When I’m in the thick of a character-building challenge, it can be both mentally and physically draining and even painful. For instance, when I started my first adult job in the early 2000s, I recall being discriminated against because of my age. On top of that, it was also an election year. Even before the discrimination, I went through what I can only compare to as culture shock. I went from an open-minded college experience, where all opinions were encouraged and welcomed, to feeling like I’d get in trouble if I didn’t conform.
I recall feeling worn down about my political beliefs. In a moment of weakness, after being asked point-blank from my supervisor’s boss about who I voted for, I shared which political party I was backing. I still remember his response. While laughing in my face, he said, “You’re young; you’ll learn.”
Feeling angry and belittled, I immediately began searching for a new job. I know I should have reported the discrimination to HR, but at the time, I just wanted out. I felt deflated and frustrated. Looking back, I can see how that experience gave me strength. I learned that regardless of whatever the majority thinks, I don’t have to give in to pressure to share and that I always have a right to my own beliefs.
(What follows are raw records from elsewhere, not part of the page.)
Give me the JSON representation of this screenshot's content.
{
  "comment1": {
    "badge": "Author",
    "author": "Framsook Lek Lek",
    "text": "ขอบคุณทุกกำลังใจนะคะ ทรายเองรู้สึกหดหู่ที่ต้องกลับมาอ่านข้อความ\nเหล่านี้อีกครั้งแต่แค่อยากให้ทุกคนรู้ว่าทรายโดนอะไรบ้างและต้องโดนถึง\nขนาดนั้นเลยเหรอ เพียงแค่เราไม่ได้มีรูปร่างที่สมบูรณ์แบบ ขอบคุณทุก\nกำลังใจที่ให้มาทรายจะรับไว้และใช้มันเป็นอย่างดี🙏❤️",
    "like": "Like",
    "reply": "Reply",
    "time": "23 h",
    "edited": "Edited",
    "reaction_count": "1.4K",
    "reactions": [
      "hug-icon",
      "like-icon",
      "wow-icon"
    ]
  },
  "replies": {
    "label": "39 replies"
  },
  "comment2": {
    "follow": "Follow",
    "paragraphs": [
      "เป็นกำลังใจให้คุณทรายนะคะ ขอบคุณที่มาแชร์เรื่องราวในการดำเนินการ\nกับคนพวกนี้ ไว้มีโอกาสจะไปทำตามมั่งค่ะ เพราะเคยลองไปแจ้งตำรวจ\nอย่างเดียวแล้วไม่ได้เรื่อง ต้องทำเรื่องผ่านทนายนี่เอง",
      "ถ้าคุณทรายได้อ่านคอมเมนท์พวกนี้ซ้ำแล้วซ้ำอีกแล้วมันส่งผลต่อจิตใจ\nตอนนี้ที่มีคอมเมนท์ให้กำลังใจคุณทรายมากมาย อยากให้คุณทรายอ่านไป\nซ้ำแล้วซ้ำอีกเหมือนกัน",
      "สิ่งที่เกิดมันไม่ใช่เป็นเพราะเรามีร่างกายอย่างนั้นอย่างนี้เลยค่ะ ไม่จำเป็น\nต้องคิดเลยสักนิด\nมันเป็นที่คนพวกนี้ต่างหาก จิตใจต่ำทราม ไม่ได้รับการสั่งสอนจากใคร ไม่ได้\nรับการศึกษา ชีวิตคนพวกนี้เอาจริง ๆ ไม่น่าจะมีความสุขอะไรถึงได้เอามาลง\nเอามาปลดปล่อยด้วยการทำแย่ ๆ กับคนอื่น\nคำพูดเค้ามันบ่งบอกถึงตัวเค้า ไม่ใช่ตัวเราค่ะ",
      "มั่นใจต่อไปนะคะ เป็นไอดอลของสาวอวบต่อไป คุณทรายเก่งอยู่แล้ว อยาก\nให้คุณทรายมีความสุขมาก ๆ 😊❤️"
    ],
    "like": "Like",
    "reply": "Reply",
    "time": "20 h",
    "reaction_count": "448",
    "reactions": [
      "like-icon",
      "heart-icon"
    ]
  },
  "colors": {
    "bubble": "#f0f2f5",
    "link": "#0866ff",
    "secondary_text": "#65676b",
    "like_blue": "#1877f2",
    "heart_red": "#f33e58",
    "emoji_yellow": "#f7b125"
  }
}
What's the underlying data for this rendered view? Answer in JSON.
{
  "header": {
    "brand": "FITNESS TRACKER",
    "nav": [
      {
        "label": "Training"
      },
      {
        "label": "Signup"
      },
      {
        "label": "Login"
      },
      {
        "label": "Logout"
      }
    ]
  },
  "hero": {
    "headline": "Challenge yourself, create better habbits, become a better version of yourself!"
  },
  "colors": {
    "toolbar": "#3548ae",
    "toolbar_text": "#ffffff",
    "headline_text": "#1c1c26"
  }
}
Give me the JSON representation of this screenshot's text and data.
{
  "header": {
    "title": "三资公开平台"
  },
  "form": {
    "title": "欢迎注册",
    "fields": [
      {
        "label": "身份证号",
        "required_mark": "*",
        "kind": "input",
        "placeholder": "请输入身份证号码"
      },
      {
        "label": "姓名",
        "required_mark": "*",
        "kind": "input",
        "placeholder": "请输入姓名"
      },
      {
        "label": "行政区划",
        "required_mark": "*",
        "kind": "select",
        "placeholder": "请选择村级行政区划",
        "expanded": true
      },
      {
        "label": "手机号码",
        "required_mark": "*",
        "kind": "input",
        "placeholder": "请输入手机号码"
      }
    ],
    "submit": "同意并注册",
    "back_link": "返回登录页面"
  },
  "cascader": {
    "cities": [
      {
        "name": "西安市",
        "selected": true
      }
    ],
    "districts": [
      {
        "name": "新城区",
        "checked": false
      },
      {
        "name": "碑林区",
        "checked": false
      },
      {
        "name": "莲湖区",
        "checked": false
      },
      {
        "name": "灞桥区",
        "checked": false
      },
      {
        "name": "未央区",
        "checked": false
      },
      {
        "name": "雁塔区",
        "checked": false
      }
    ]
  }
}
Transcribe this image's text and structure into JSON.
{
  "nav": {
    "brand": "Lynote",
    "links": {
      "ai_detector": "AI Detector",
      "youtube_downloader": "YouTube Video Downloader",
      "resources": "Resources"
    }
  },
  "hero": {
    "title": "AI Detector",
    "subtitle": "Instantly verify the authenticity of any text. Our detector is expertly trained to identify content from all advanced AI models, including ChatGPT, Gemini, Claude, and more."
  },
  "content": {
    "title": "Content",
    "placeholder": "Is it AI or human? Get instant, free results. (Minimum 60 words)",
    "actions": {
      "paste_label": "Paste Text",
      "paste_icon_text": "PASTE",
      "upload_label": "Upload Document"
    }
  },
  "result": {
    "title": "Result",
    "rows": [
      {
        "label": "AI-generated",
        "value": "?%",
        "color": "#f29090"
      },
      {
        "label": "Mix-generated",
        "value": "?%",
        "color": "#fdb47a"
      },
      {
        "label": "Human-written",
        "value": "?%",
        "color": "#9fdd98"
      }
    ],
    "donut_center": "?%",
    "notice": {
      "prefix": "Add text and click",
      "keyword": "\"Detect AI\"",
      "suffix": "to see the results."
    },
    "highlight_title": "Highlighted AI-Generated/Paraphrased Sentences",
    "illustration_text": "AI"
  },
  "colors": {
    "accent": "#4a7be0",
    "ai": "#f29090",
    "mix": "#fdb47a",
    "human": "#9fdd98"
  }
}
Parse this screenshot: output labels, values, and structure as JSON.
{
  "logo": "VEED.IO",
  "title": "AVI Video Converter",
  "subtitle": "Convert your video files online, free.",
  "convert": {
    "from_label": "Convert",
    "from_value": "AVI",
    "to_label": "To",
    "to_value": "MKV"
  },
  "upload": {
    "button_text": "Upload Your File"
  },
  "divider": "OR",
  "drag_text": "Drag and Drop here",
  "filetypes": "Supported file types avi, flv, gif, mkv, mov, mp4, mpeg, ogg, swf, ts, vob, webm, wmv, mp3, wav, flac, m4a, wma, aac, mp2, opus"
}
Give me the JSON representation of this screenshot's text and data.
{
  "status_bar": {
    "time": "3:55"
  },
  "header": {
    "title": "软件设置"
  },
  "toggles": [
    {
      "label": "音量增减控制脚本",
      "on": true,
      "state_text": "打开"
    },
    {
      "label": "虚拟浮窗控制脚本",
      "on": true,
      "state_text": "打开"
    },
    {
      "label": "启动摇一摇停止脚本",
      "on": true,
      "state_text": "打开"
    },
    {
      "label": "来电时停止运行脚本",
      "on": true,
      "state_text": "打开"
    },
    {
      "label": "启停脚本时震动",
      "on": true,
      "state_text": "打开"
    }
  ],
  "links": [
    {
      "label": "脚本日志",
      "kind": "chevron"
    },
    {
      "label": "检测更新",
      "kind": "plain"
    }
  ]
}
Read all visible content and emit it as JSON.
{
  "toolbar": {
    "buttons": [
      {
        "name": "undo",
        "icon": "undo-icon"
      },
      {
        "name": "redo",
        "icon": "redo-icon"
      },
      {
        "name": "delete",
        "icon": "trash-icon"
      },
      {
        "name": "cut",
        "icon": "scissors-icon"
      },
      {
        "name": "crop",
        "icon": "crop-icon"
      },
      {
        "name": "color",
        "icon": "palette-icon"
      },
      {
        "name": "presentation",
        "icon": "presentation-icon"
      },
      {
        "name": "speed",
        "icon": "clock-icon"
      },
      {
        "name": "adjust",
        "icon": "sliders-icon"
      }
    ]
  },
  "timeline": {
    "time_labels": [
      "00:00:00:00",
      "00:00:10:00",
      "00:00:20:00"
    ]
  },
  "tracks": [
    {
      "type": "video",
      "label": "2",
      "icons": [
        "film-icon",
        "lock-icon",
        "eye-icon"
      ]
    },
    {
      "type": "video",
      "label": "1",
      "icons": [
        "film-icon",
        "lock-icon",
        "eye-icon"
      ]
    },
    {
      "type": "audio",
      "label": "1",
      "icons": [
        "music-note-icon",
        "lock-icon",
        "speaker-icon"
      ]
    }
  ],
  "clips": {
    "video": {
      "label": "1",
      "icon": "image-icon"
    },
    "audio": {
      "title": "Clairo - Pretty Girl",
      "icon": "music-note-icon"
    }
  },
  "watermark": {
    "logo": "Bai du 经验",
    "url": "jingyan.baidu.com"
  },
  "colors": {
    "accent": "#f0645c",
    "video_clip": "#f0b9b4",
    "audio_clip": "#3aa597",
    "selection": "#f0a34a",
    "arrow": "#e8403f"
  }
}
I’ve learned the lesson, but as I went through this experience, I felt pretty darn defeated and weak. I even felt a sensation of tightness in my throat like someone was choking me. Psychologically I felt shunned and silenced. It weighed on me after work hours too and drained my energy, keeping me from wanting to speak my mind in other areas of my life.
Time was a good healer. I discovered through this lesson, and several others, that strength does eventually come. But until it does, during the in between time, I found that self-care is the key to survival and finding the will to keep going. If the concept sounds easy to you, it’s because it is. The hard parts are knowing what recharges you in times of difficulty and to make them a priority.
If you don’t know what recharges you, it’s time to stop guessing. Make a list of everything that makes you happy. Don’t just think through it. A physical list makes it real. It makes you think harder about what you love. It also forces you to reflect and remember how these things make you feel. This can trigger an emotional response of gratitude, which can motivate you to turn them into habits.